• The problem: The word to look for is "screenshot". Report every line of the entries below that has it.

[Website and app data records]

******************************

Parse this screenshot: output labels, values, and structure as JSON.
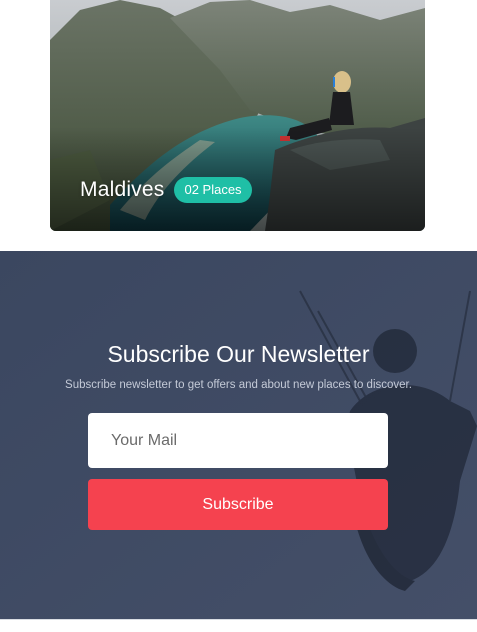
{
  "destination_card": {
    "title": "Maldives",
    "badge": "02 Places"
  },
  "newsletter": {
    "title": "Subscribe Our Newsletter",
    "subtitle": "Subscribe newsletter to get offers and about new places to discover.",
    "email_placeholder": "Your Mail",
    "email_value": "",
    "subscribe_label": "Subscribe"
  },
  "colors": {
    "badge": "#1fbfa6",
    "subscribe_button": "#f5424f",
    "newsletter_bg": "#3e4a63"
  }
}
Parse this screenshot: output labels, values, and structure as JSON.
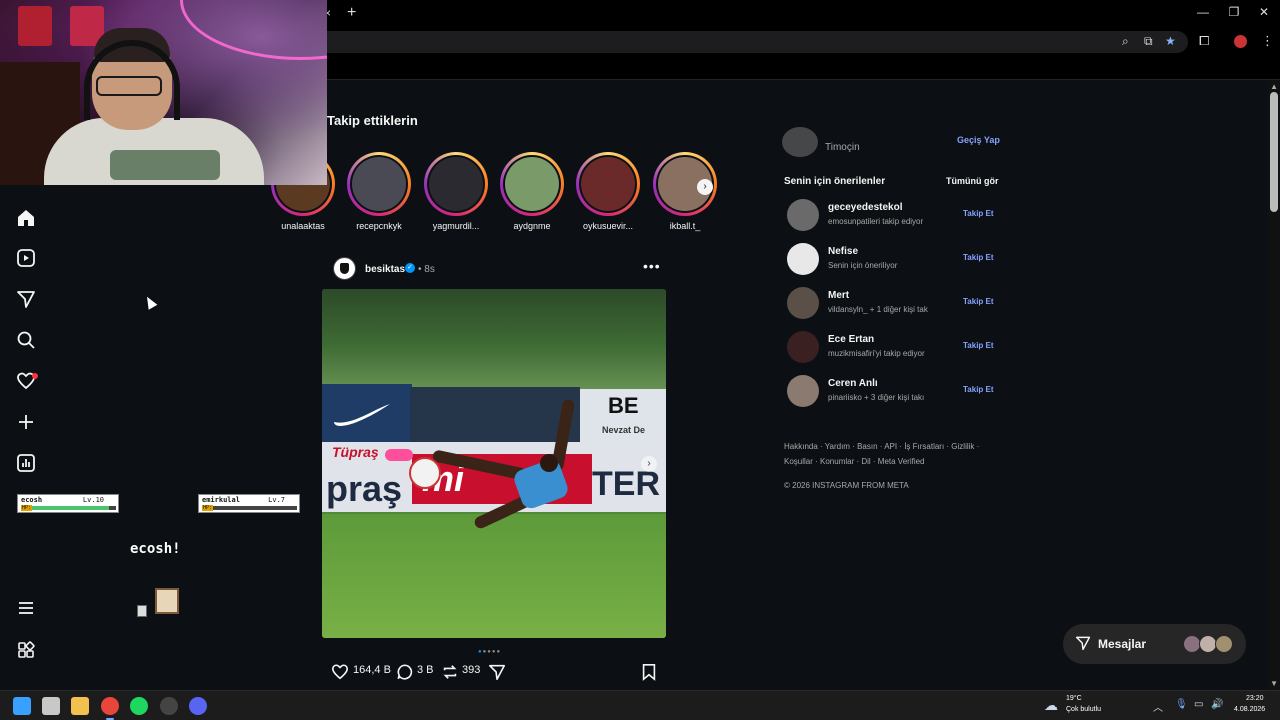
{
  "browser": {
    "tab_close": "×",
    "new_tab": "+",
    "window_controls": [
      "—",
      "❐",
      "✕"
    ],
    "omnibox_icons": [
      "zoom-icon",
      "install-icon",
      "star-icon"
    ]
  },
  "nav": {
    "items": [
      "home-icon",
      "reels-icon",
      "direct-icon",
      "search-icon",
      "heart-icon",
      "create-icon",
      "insights-icon",
      "menu-icon",
      "apps-icon"
    ]
  },
  "game": {
    "player1": {
      "name": "ecosh",
      "level": "Lv.10",
      "hp_label": "HP:",
      "hp_fraction": 0.92
    },
    "player2": {
      "name": "emirkulal",
      "level": "Lv.7",
      "hp_label": "HP:",
      "hp_fraction": 0.0
    },
    "caption": "ecosh!"
  },
  "stories": {
    "title": "Takip ettiklerin",
    "items": [
      {
        "username": "unalaaktas",
        "color": "#5a3a20"
      },
      {
        "username": "recepcnkyk",
        "color": "#4a4a55"
      },
      {
        "username": "yagmurdil...",
        "color": "#2a2a30"
      },
      {
        "username": "aydgnme",
        "color": "#7a9a6a"
      },
      {
        "username": "oykusuevir...",
        "color": "#6a2a2a"
      },
      {
        "username": "ikball.t_",
        "color": "#8a7060"
      }
    ],
    "next": "›"
  },
  "post": {
    "username": "besiktas",
    "verified": "✓",
    "time": "• 8s",
    "more": "•••",
    "image_texts": {
      "board": "BE",
      "board_sub": "Nevzat De",
      "sponsor1": "Tüpraş",
      "sponsor2": "praş",
      "sponsor3": "mi",
      "sponsor4": "TER"
    },
    "next": "›",
    "likes": "164,4 B",
    "comments": "3 B",
    "reposts": "393",
    "carousel_index": 1,
    "carousel_count": 5
  },
  "sidebar": {
    "me_name": "Timoçin",
    "switch_label": "Geçiş Yap",
    "suggest_title": "Senin için önerilenler",
    "see_all": "Tümünü gör",
    "suggestions": [
      {
        "name": "geceyedestekol",
        "sub": "emosunpatileri takip ediyor",
        "follow": "Takip Et",
        "color": "#6a6a6a"
      },
      {
        "name": "Nefise",
        "sub": "Senin için öneriliyor",
        "follow": "Takip Et",
        "color": "#e8e8e8"
      },
      {
        "name": "Mert",
        "sub": "vildansyln_ + 1 diğer kişi tak",
        "follow": "Takip Et",
        "color": "#5a5048"
      },
      {
        "name": "Ece Ertan",
        "sub": "muzikmisafiri'yi takip ediyor",
        "follow": "Takip Et",
        "color": "#3a2020"
      },
      {
        "name": "Ceren Anlı",
        "sub": "pinariisko + 3 diğer kişi takı",
        "follow": "Takip Et",
        "color": "#8a7a70"
      }
    ],
    "footer_links": "Hakkında · Yardım · Basın · API · İş Fırsatları · Gizlilik · Koşullar · Konumlar · Dil · Meta Verified",
    "copyright": "© 2026 INSTAGRAM FROM META"
  },
  "messages": {
    "label": "Mesajlar",
    "avatar_colors": [
      "#8a7080",
      "#c0b0a8",
      "#a09070"
    ]
  },
  "taskbar": {
    "weather_temp": "19°C",
    "weather_desc": "Çok bulutlu",
    "time": "23:20",
    "date": "4.08.2026",
    "apps": [
      {
        "name": "windows-start-icon",
        "color": "#3aa0ff"
      },
      {
        "name": "task-view-icon",
        "color": "#c8c8c8"
      },
      {
        "name": "file-explorer-icon",
        "color": "#f2c14e"
      },
      {
        "name": "chrome-icon",
        "color": "#e8453c"
      },
      {
        "name": "spotify-icon",
        "color": "#1ed760"
      },
      {
        "name": "obs-icon",
        "color": "#444444"
      },
      {
        "name": "discord-icon",
        "color": "#5865f2"
      }
    ]
  }
}
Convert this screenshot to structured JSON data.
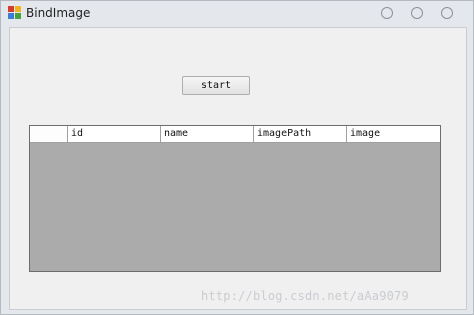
{
  "window": {
    "title": "BindImage"
  },
  "toolbar": {
    "start_label": "start"
  },
  "grid": {
    "columns": [
      "id",
      "name",
      "imagePath",
      "image"
    ],
    "rows": []
  },
  "watermark": {
    "text": "http://blog.csdn.net/aAa9079"
  },
  "icons": {
    "app": "app-icon",
    "minimize": "circle-icon",
    "maximize": "circle-icon",
    "close": "circle-icon"
  },
  "colors": {
    "grid_background": "#ababab",
    "window_background": "#f0f0f0"
  }
}
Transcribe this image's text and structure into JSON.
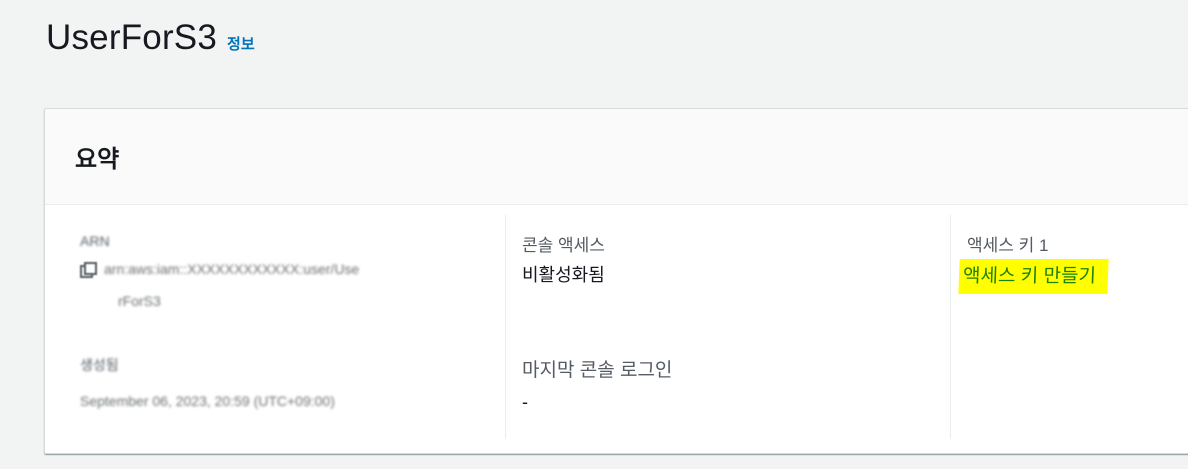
{
  "header": {
    "title": "UserForS3",
    "info_link": "정보"
  },
  "summary": {
    "title": "요약",
    "arn": {
      "label": "ARN",
      "value_line1": "arn:aws:iam::XXXXXXXXXXXX:user/Use",
      "value_line2": "rForS3"
    },
    "created": {
      "label": "생성됨",
      "value": "September 06, 2023, 20:59 (UTC+09:00)"
    },
    "console_access": {
      "label": "콘솔 액세스",
      "value": "비활성화됨"
    },
    "last_console_login": {
      "label": "마지막 콘솔 로그인",
      "value": "-"
    },
    "access_key": {
      "label": "액세스 키 1",
      "create_link": "액세스 키 만들기",
      "highlight_color": "#ffff00",
      "link_color": "#1d8102"
    }
  },
  "icons": {
    "copy": "copy-icon"
  }
}
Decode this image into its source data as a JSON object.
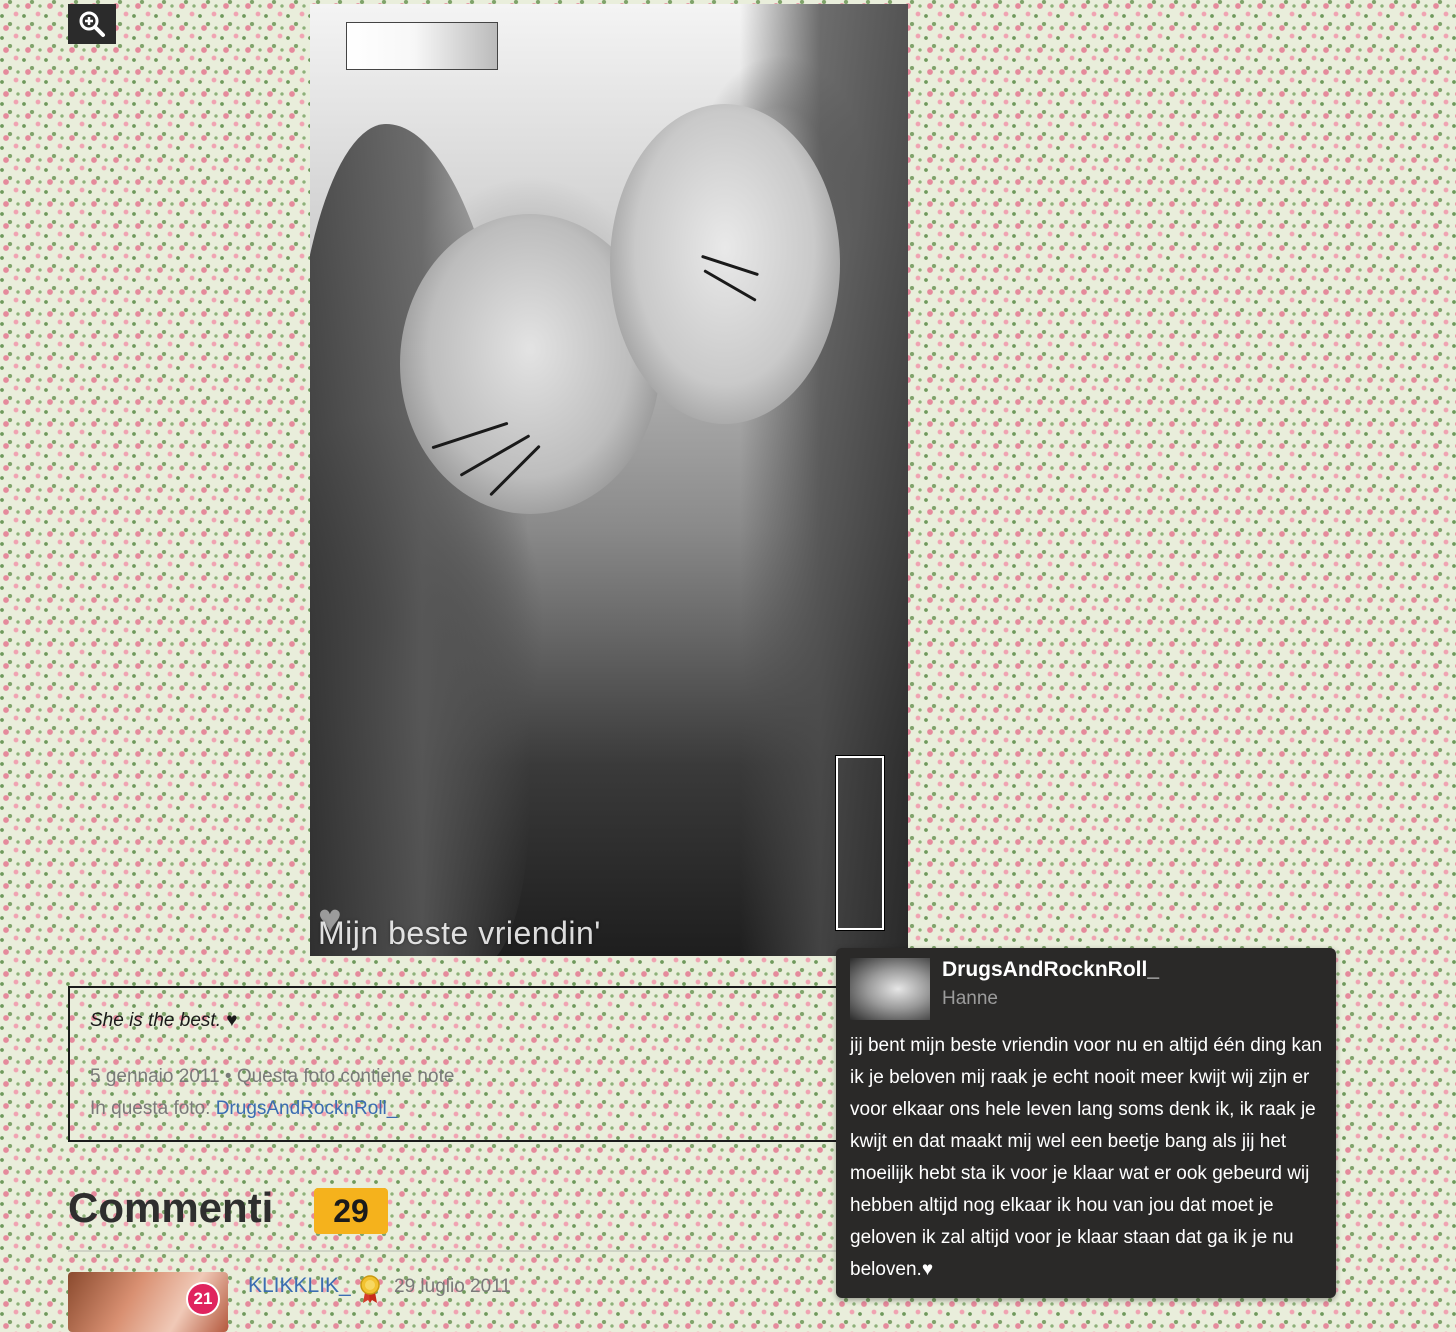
{
  "photo": {
    "caption": "Mijn beste vriendin'"
  },
  "zoom": {
    "icon": "zoom-in-icon"
  },
  "info": {
    "description": "She is the best.",
    "description_icon": "♥",
    "meta": "5 gennaio 2011 • Questa foto contiene note",
    "people_label": "In questa foto:",
    "people_link": "DrugsAndRocknRoll_"
  },
  "comments": {
    "title": "Commenti",
    "count": "29",
    "first": {
      "badge": "21",
      "user": "KLIKKLIK_",
      "date": "29 luglio 2011"
    }
  },
  "tooltip": {
    "user": "DrugsAndRocknRoll_",
    "name": "Hanne",
    "text": "jij bent mijn beste vriendin voor nu en altijd één ding kan ik je beloven mij raak je echt nooit meer kwijt wij zijn er voor elkaar ons hele leven lang soms denk ik, ik raak je kwijt en dat maakt mij wel een beetje bang als jij het moeilijk hebt sta ik voor je klaar wat er ook gebeurd wij hebben altijd nog elkaar ik hou van jou dat moet je geloven ik zal altijd voor je klaar staan dat ga ik je nu beloven.♥"
  },
  "colors": {
    "accent": "#f5b21c",
    "link": "#3b6db2",
    "badge": "#e0245e",
    "tooltip_bg": "#2a2928"
  }
}
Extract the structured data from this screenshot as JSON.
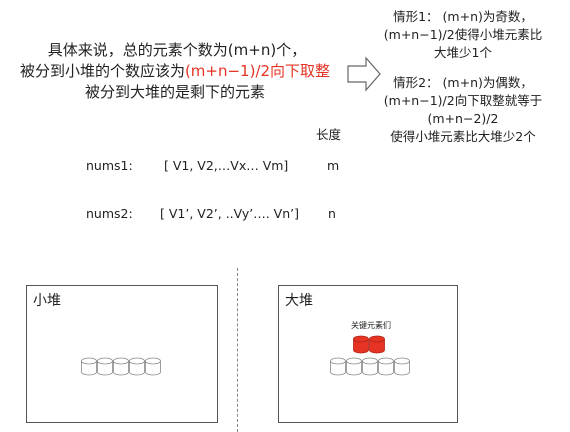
{
  "intro": {
    "line1": "具体来说，总的元素个数为(m+n)个，",
    "line2_prefix": "被分到小堆的个数应该为",
    "line2_highlight": "(m+n−1)/2向下取整",
    "line3": "被分到大堆的是剩下的元素"
  },
  "cases": {
    "case1": [
      "情形1：  (m+n)为奇数，",
      "(m+n−1)/2使得小堆元素比",
      "大堆少1个"
    ],
    "case2": [
      "情形2：  (m+n)为偶数，",
      "(m+n−1)/2向下取整就等于",
      "(m+n−2)/2",
      "使得小堆元素比大堆少2个"
    ]
  },
  "length_header": "长度",
  "arrays": [
    {
      "name": "nums1:",
      "content": "[ V1, V2,…Vx… Vm]",
      "length": "m"
    },
    {
      "name": "nums2:",
      "content": "[ V1’, V2’, ..Vy’…. Vn’]",
      "length": "n"
    }
  ],
  "small_heap": {
    "title": "小堆",
    "element_count": 5
  },
  "big_heap": {
    "title": "大堆",
    "key_label": "关键元素们",
    "key_count": 2,
    "element_count": 5
  },
  "colors": {
    "highlight": "#e53324",
    "key_fill": "#e53324",
    "cylinder_stroke": "#888888"
  }
}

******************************

• Output for this task:
Parse this screenshot: output labels, values, and structure as JSON.
Parse this screenshot: output labels, values, and structure as JSON.
Convert this screenshot to structured JSON data.
Extract the structured data from this screenshot as JSON.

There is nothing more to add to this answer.